Open Data portals are an important element of most Open Data initiatives. While supporting the policy by offering easy access to data published, they can also work as a catalyst triggering the publication of more and better quality data. For administrations obliged or willing to disseminate their data, they offer the advantage of providing public access without the need to reply to individual requests for access to data. Open Data portals are mainly used by public administrations at European, national and local level, as they publish a large variety of data. But more and more companies are opening up some of their data for developers to re-use.
Notable examples of Open Data portals maintained by public administrations in Europe are:

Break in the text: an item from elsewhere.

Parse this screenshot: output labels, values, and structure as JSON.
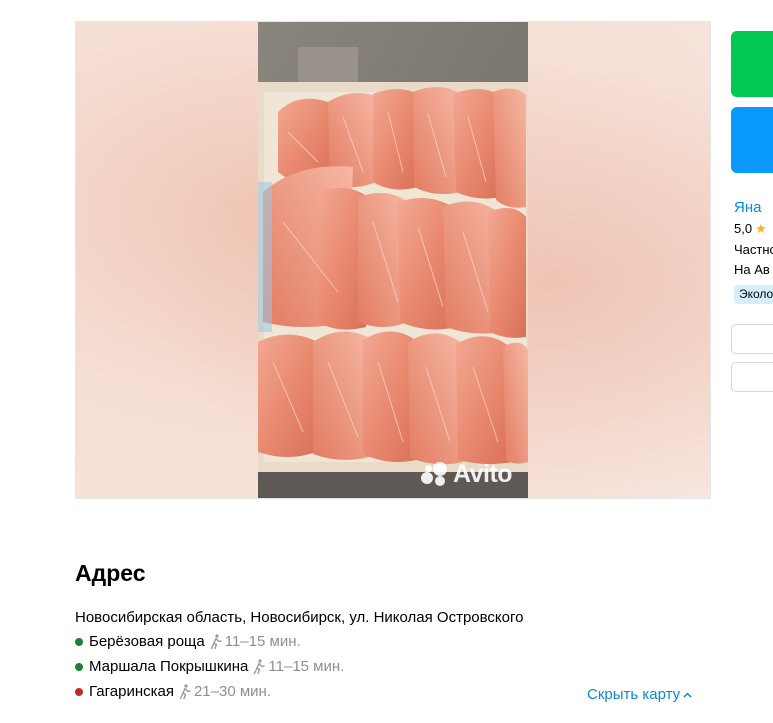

At all administrative levels, the public sector is one of the major producers and holders of Open Data, which ranges from maps to companies registers for example. During recent years, the amount and variety of Open Data released by public administrations across the world has been tangibly growing: the Open Data Census by the Open Knowledge Foundation gives an overview of the high amount of publicly available data (Open Knowledge International is a global non-profit organisation focused on realising open data’s value to society by helping civil society groups access and use data to take action on social problems.). Moreover, a series of indicators have been selected to measure Open Data maturity across Europe. These indicators cover the level of development of national policies promoting Open Data, an assessment of the features made available on national data portals as well as the expected impact of Open Data.
Several institutions, such as the Open Data Institute (ODI) and the Open Knowledge Foundation (OKF) are working with companies and governments to build an open, trustworthy data ecosystem, where people can make better decisions using data and manage its harmful impacts. They also are promoting educational and training initiatives for citizens (for instance see the School of Data).